▸ EXERCISE PROMPT
This calls for a word-for-word copy of all the data, with each picture removed.

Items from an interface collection
————

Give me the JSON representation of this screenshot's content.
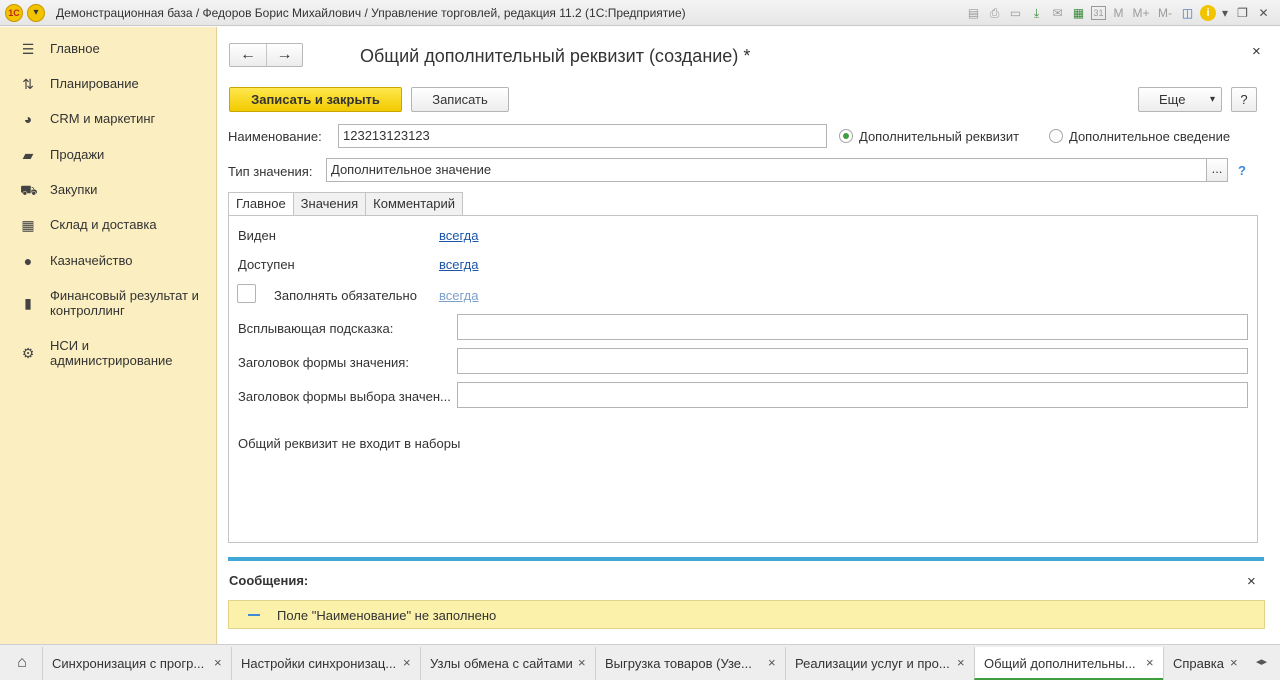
{
  "titlebar": {
    "logo": "1C",
    "menu_icon": "▾",
    "title": "Демонстрационная база / Федоров Борис Михайлович / Управление торговлей, редакция 11.2  (1С:Предприятие)",
    "icons": [
      "save-icon",
      "print-icon",
      "preview-icon",
      "download-icon",
      "mail-icon",
      "calculator-icon",
      "calendar-icon",
      "memory-m-icon",
      "memory-m-plus-icon",
      "memory-m-minus-icon",
      "panel-icon",
      "info-icon",
      "dropdown-icon",
      "restore-icon",
      "close-icon"
    ],
    "calendar_day": "31",
    "m_label": "M",
    "m_plus_label": "M+",
    "m_minus_label": "M-"
  },
  "sidebar": {
    "items": [
      {
        "label": "Главное",
        "icon": "menu-lines-icon"
      },
      {
        "label": "Планирование",
        "icon": "planning-icon"
      },
      {
        "label": "CRM и маркетинг",
        "icon": "pie-chart-icon"
      },
      {
        "label": "Продажи",
        "icon": "shopping-bag-icon"
      },
      {
        "label": "Закупки",
        "icon": "cart-icon"
      },
      {
        "label": "Склад и доставка",
        "icon": "warehouse-grid-icon"
      },
      {
        "label": "Казначейство",
        "icon": "coin-icon"
      },
      {
        "label": "Финансовый результат и контроллинг",
        "icon": "bar-chart-icon"
      },
      {
        "label": "НСИ и администрирование",
        "icon": "gear-icon"
      }
    ]
  },
  "form": {
    "title": "Общий дополнительный реквизит (создание) *",
    "nav_back": "←",
    "nav_forward": "→",
    "close": "×",
    "buttons": {
      "save_close": "Записать и закрыть",
      "save": "Записать",
      "more": "Еще",
      "more_arrow": "▾",
      "help": "?"
    },
    "name_label": "Наименование:",
    "name_value": "123213123123",
    "radio_attribute": "Дополнительный реквизит",
    "radio_info": "Дополнительное сведение",
    "type_label": "Тип значения:",
    "type_value": "Дополнительное значение",
    "type_select": "...",
    "type_help": "?",
    "tabs": [
      "Главное",
      "Значения",
      "Комментарий"
    ],
    "main_tab": {
      "visible_label": "Виден",
      "visible_value": "всегда",
      "available_label": "Доступен",
      "available_value": "всегда",
      "required_label": "Заполнять обязательно",
      "required_value": "всегда",
      "tooltip_label": "Всплывающая подсказка:",
      "tooltip_value": "",
      "value_form_title_label": "Заголовок формы значения:",
      "value_form_title_value": "",
      "choice_form_title_label": "Заголовок формы выбора значен...",
      "choice_form_title_value": "",
      "sets_note": "Общий реквизит не входит в наборы"
    }
  },
  "messages": {
    "title": "Сообщения:",
    "close": "×",
    "items": [
      "Поле \"Наименование\" не заполнено"
    ]
  },
  "taskbar": {
    "home_icon": "home-icon",
    "tabs": [
      {
        "label": "Синхронизация с прогр...",
        "close": "×"
      },
      {
        "label": "Настройки синхронизац...",
        "close": "×"
      },
      {
        "label": "Узлы обмена с сайтами",
        "close": "×"
      },
      {
        "label": "Выгрузка товаров (Узе...",
        "close": "×"
      },
      {
        "label": "Реализации услуг и про...",
        "close": "×"
      },
      {
        "label": "Общий дополнительны...",
        "close": "×"
      },
      {
        "label": "Справка",
        "close": "×"
      }
    ],
    "active_tab": "Общий дополнительны..."
  },
  "colors": {
    "sidebar_bg": "#fbeec0",
    "primary_button": "#f2ca00",
    "message_bg": "#fbf1ab",
    "separator": "#3fa8d6",
    "link": "#1c55a8",
    "radio_selected": "#3f9f3f"
  }
}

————

▸ WRITTEN SOLUTION
Give me the JSON representation of this screenshot's content.
{
  "titlebar": {
    "logo": "1C",
    "menu_icon": "▾",
    "title": "Демонстрационная база / Федоров Борис Михайлович / Управление торговлей, редакция 11.2  (1С:Предприятие)",
    "icons": [
      "save-icon",
      "print-icon",
      "preview-icon",
      "download-icon",
      "mail-icon",
      "calculator-icon",
      "calendar-icon",
      "memory-m-icon",
      "memory-m-plus-icon",
      "memory-m-minus-icon",
      "panel-icon",
      "info-icon",
      "dropdown-icon",
      "restore-icon",
      "close-icon"
    ],
    "calendar_day": "31",
    "m_label": "M",
    "m_plus_label": "M+",
    "m_minus_label": "M-"
  },
  "sidebar": {
    "items": [
      {
        "label": "Главное",
        "icon": "menu-lines-icon"
      },
      {
        "label": "Планирование",
        "icon": "planning-icon"
      },
      {
        "label": "CRM и маркетинг",
        "icon": "pie-chart-icon"
      },
      {
        "label": "Продажи",
        "icon": "shopping-bag-icon"
      },
      {
        "label": "Закупки",
        "icon": "cart-icon"
      },
      {
        "label": "Склад и доставка",
        "icon": "warehouse-grid-icon"
      },
      {
        "label": "Казначейство",
        "icon": "coin-icon"
      },
      {
        "label": "Финансовый результат и контроллинг",
        "icon": "bar-chart-icon"
      },
      {
        "label": "НСИ и администрирование",
        "icon": "gear-icon"
      }
    ]
  },
  "form": {
    "title": "Общий дополнительный реквизит (создание) *",
    "nav_back": "←",
    "nav_forward": "→",
    "close": "×",
    "buttons": {
      "save_close": "Записать и закрыть",
      "save": "Записать",
      "more": "Еще",
      "more_arrow": "▾",
      "help": "?"
    },
    "name_label": "Наименование:",
    "name_value": "123213123123",
    "radio_attribute": "Дополнительный реквизит",
    "radio_info": "Дополнительное сведение",
    "type_label": "Тип значения:",
    "type_value": "Дополнительное значение",
    "type_select": "...",
    "type_help": "?",
    "tabs": [
      "Главное",
      "Значения",
      "Комментарий"
    ],
    "main_tab": {
      "visible_label": "Виден",
      "visible_value": "всегда",
      "available_label": "Доступен",
      "available_value": "всегда",
      "required_label": "Заполнять обязательно",
      "required_value": "всегда",
      "tooltip_label": "Всплывающая подсказка:",
      "tooltip_value": "",
      "value_form_title_label": "Заголовок формы значения:",
      "value_form_title_value": "",
      "choice_form_title_label": "Заголовок формы выбора значен...",
      "choice_form_title_value": "",
      "sets_note": "Общий реквизит не входит в наборы"
    }
  },
  "messages": {
    "title": "Сообщения:",
    "close": "×",
    "items": [
      "Поле \"Наименование\" не заполнено"
    ]
  },
  "taskbar": {
    "home_icon": "home-icon",
    "tabs": [
      {
        "label": "Синхронизация с прогр...",
        "close": "×"
      },
      {
        "label": "Настройки синхронизац...",
        "close": "×"
      },
      {
        "label": "Узлы обмена с сайтами",
        "close": "×"
      },
      {
        "label": "Выгрузка товаров (Узе...",
        "close": "×"
      },
      {
        "label": "Реализации услуг и про...",
        "close": "×"
      },
      {
        "label": "Общий дополнительны...",
        "close": "×"
      },
      {
        "label": "Справка",
        "close": "×"
      }
    ],
    "active_tab": "Общий дополнительны..."
  },
  "colors": {
    "sidebar_bg": "#fbeec0",
    "primary_button": "#f2ca00",
    "message_bg": "#fbf1ab",
    "separator": "#3fa8d6",
    "link": "#1c55a8",
    "radio_selected": "#3f9f3f"
  }
}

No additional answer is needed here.